I noticed it a few days ago – already, the dawn is creeping earlier over the parapet, the Sun is setting a little later than it was a week ago. Accustomed, around the Solstice, to full darkness before 4pm, I noticed as I went to settle the stock at Christmas, that there was still some light at about 4.10. And therein lies some hope, I guess. Four minutes more light each day. It doesn’t sound much, but that’s almost half an hour in a week. We country folk tend to notice these things.
The highlight of the festive season was a visit from two very good friends – our former rabbi from London days, and his wife. Being intrepid and interesting souls, they took us out to a couple of local attractions which, being local, we’d never enjoyed.
The first was a drive to Sandringham last Sunday to gawp at the Royals progressing from the church back to the great house after the morning service. Even though we were searched – and had cameras removed – before we could get close, it’s remarkably informal, even in today’s hysterical times. We saw Philip, Charles, Anne, Andrew, Edward, Sophie, William and Harry – as handsome a clutch of HRHs as you’ll see anywhere. What struck me most was how tall they all are. I expect it’s because they’re so – well, so Royal – unlike we mortals, that is. Makes one quite believe in their natural superiority over we hoi-polloi.

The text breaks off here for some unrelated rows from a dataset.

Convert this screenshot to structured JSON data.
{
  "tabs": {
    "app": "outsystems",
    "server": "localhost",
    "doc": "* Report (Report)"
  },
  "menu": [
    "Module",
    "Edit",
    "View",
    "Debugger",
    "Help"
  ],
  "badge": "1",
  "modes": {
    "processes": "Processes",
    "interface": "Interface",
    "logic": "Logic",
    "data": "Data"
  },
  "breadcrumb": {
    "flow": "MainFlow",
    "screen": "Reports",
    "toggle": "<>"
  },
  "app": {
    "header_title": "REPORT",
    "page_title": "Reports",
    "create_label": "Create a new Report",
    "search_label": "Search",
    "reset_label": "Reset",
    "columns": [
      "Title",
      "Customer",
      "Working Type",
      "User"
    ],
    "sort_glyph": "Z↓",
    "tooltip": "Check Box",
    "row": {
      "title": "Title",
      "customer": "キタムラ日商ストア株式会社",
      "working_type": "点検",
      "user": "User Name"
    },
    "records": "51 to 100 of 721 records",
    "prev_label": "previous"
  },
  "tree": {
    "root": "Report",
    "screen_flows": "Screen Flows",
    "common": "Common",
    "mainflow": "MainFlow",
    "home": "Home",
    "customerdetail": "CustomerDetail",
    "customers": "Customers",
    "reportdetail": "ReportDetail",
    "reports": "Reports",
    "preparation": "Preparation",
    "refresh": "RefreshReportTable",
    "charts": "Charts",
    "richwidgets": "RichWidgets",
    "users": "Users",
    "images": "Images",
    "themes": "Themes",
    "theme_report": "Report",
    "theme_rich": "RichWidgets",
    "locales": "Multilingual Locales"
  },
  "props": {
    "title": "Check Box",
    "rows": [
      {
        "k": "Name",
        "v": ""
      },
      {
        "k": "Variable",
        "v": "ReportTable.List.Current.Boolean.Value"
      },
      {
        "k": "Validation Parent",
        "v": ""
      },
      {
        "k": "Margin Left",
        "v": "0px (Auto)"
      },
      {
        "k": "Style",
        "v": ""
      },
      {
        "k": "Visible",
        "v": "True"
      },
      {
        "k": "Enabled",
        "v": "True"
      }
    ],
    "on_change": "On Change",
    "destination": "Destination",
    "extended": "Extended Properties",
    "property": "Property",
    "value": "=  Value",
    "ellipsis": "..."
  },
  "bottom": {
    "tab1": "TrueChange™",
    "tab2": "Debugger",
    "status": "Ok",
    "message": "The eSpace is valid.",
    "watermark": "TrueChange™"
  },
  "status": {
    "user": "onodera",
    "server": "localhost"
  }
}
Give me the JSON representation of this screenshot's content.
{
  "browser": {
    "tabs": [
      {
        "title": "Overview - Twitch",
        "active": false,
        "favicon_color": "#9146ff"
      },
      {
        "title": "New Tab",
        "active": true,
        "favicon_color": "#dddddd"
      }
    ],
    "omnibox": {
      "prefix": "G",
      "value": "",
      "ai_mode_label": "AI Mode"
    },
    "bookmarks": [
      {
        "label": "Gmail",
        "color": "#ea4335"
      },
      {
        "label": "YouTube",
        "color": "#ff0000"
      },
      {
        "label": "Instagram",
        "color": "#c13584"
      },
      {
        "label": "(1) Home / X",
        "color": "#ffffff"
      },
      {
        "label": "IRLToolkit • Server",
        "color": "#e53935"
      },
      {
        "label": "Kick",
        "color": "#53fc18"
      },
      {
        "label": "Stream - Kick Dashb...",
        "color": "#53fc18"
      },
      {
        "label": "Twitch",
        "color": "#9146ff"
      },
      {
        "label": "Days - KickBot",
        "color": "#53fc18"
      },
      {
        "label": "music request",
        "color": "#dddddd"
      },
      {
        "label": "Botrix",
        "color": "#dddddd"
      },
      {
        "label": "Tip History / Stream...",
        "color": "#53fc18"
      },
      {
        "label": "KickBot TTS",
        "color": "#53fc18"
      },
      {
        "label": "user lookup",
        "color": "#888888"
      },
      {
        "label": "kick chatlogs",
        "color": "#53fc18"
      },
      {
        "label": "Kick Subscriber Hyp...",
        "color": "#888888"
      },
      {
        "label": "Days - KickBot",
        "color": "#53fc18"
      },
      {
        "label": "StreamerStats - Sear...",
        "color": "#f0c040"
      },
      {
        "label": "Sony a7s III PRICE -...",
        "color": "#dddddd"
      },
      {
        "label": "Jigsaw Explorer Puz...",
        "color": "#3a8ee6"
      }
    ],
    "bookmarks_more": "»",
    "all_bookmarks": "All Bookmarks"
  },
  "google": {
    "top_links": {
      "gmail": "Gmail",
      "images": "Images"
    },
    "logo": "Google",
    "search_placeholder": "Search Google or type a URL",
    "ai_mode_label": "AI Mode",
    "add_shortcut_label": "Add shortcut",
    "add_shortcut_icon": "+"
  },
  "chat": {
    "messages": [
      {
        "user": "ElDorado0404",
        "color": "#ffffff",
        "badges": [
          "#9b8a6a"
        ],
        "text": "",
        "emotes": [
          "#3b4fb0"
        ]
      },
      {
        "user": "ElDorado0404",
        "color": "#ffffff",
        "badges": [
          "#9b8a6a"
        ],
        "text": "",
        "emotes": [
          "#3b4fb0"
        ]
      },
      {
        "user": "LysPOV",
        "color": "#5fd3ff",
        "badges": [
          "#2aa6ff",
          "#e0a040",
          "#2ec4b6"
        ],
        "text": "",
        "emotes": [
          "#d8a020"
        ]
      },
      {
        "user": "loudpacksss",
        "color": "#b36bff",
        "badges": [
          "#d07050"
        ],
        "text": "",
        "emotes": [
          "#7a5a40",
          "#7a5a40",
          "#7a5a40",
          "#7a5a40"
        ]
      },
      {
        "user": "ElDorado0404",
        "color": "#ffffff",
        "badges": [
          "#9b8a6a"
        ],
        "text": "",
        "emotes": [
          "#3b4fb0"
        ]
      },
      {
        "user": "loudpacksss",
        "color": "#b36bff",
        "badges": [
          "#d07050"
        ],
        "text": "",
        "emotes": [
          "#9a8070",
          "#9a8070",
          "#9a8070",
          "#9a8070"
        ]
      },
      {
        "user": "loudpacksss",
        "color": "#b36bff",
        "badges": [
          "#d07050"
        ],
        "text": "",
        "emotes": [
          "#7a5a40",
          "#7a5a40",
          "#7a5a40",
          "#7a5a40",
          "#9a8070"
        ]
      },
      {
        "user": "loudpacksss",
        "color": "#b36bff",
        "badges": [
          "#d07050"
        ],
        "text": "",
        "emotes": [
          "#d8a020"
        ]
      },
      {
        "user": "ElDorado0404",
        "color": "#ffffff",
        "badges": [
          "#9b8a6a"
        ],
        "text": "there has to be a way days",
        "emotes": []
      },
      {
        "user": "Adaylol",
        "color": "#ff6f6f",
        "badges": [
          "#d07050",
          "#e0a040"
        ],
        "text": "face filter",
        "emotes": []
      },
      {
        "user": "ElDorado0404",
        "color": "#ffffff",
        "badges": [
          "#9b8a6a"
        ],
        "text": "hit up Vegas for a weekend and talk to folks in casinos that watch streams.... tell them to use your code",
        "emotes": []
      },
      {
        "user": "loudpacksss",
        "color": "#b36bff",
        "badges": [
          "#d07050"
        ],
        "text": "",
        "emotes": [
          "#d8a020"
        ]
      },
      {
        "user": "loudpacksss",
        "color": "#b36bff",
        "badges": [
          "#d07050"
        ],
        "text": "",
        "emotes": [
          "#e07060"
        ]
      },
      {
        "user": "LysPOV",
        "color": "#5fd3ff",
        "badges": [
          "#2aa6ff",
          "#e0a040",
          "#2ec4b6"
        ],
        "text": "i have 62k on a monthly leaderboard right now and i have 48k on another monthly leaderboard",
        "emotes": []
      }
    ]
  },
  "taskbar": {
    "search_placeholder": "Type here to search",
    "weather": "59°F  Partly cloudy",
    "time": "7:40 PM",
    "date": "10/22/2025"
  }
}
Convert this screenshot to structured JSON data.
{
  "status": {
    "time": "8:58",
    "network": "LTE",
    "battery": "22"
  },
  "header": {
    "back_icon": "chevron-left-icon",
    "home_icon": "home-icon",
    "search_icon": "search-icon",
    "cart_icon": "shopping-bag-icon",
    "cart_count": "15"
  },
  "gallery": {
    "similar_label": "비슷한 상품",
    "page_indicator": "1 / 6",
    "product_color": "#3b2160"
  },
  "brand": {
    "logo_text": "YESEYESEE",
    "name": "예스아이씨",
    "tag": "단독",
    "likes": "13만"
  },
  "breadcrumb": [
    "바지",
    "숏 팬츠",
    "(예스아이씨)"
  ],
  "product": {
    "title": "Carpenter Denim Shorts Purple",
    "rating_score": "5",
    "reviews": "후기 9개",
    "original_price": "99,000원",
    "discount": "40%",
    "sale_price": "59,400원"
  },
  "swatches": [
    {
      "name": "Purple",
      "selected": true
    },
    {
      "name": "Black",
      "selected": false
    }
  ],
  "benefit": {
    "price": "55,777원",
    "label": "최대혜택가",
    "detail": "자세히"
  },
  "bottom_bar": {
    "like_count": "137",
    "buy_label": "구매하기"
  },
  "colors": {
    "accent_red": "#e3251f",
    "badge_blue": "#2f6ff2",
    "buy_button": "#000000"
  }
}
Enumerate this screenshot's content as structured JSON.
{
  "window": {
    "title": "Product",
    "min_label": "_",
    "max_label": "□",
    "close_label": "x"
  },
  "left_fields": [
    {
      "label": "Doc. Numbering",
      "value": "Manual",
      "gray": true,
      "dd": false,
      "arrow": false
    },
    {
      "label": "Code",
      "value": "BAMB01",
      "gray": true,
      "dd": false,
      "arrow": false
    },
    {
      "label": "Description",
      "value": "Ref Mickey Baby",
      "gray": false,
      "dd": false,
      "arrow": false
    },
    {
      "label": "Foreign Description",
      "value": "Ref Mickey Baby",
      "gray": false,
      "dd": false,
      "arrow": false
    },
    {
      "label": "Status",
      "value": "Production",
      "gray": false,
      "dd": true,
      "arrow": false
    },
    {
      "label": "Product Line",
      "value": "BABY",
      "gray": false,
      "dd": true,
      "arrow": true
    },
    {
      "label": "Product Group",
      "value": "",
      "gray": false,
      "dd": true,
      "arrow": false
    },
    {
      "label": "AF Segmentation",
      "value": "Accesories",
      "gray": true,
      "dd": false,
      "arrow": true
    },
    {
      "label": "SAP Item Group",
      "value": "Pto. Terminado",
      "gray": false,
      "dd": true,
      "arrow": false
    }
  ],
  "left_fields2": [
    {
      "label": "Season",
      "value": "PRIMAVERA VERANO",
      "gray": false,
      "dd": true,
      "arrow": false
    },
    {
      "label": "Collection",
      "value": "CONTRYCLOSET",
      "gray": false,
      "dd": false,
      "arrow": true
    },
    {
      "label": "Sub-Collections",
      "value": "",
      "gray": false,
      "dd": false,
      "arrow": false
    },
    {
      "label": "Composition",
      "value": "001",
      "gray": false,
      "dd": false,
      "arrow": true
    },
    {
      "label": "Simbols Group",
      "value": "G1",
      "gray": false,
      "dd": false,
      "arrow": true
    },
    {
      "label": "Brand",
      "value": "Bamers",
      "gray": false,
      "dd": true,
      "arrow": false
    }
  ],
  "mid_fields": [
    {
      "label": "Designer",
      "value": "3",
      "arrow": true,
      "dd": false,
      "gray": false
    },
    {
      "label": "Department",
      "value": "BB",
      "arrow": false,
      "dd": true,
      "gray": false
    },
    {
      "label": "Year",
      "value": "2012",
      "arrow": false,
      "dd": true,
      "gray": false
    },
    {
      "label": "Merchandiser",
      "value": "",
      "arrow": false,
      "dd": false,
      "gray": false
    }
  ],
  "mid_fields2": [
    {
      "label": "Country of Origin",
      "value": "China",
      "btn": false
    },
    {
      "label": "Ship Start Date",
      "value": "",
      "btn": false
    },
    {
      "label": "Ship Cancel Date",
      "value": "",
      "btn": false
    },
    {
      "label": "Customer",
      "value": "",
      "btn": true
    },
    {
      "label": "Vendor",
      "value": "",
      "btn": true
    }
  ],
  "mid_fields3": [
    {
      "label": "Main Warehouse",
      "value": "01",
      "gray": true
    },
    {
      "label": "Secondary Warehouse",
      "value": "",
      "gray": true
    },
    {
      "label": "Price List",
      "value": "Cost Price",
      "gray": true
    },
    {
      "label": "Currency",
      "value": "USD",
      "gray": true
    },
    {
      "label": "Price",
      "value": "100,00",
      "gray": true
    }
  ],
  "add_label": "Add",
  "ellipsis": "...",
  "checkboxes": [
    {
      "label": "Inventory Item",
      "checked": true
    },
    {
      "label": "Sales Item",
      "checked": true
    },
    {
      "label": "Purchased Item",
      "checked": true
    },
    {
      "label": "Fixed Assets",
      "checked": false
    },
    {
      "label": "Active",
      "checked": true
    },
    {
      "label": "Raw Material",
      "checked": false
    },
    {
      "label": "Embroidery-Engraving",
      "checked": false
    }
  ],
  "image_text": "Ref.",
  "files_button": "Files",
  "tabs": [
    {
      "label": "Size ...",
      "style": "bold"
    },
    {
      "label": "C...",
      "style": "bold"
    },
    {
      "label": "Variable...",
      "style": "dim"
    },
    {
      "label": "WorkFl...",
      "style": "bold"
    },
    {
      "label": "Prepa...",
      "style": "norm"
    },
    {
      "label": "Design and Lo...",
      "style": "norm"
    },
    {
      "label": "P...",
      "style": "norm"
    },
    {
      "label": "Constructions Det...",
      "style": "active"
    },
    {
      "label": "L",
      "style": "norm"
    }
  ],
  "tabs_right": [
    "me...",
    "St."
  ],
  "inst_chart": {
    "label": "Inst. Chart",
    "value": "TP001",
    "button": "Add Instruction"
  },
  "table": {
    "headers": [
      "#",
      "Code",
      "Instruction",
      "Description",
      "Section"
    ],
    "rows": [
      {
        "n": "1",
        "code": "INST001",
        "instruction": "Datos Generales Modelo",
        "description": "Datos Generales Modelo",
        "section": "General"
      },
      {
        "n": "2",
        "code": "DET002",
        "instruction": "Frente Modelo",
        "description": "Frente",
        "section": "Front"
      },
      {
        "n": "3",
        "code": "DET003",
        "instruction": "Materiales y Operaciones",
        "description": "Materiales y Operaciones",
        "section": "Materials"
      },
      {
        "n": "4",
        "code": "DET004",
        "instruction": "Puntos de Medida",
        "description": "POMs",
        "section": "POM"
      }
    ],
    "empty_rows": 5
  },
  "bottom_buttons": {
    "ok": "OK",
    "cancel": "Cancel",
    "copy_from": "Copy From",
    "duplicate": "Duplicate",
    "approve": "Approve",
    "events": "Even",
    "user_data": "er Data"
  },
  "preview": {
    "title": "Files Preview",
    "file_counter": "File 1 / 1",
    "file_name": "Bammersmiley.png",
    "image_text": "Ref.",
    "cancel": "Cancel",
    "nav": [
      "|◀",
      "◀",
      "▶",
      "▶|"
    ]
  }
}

Conspicuous by her absence was HM, who went from church to house in the Royal Bentley. This was a shame, because our rabbi was denied the chance to say a blessing that comes out only when one sees a head of state. There’s a blessing for every conceivable occasion, and those learned in Torah can become blessing-twitchers. So, if ever you happen to pass HM in the street, you can say
We praise you, Eternal God, Sovereign of the Universe, for You give of Your glory to flesh and blood.
although in Hebrew. Something then, to be said only in the presence of those who’ve touched the hem of his garment. Or, at any rate, a nice old lady in a cloche hat.
After Sandringham we drove a short way north to Hunstanton, where we looked at the marvelous polychrome cliffs of that resort.
The seeing was crisp and clear. From the top of the cliffs one could see across the Wash, all the way to Lincolnshire, and, on the horizon, the full majesty of a wind farm, out at sea. The weather, however, was a bitter wind from the north, which kept beachfront frolics to a minimum, although the rebbitzin, being a twitcher of another kind, pointed out fulmars squabbling in crevices high on the cliffs.
This is the time of year when one takes stock. It ends, for me, on a muted note. Projects I’ve been involved in are either in remote pre-pre-pre development; are coming to an end; or are never likely to get off the ground to begin with. I’m also having these recurring dreams in which I am ostentatiously undervalued … and also hearing, for the second time in recent memory, of a marriage I’d assumed to have been as solid as a rock, breaking apart. This causes a peculiar kind of distress. I can’t help but wish I could get the couple in front of me and knock their heads together. Marriage can be very hard, but if one makes a promise, one should really do one’s best to keep it, unless the provocation to part is unendurable. But peoples’ inner lives, perhaps, are like the winter weather – chill, and full of shadows. Nevertheless one should, I feel, hang on in there against the certainty that Spring will one day come. For, as a blessing-twitcher can say, every day, even if he never catches a glimpse of HM in his life:
We praise You, Eternal God, Sovereign of the universe, whose world is filled with beauty.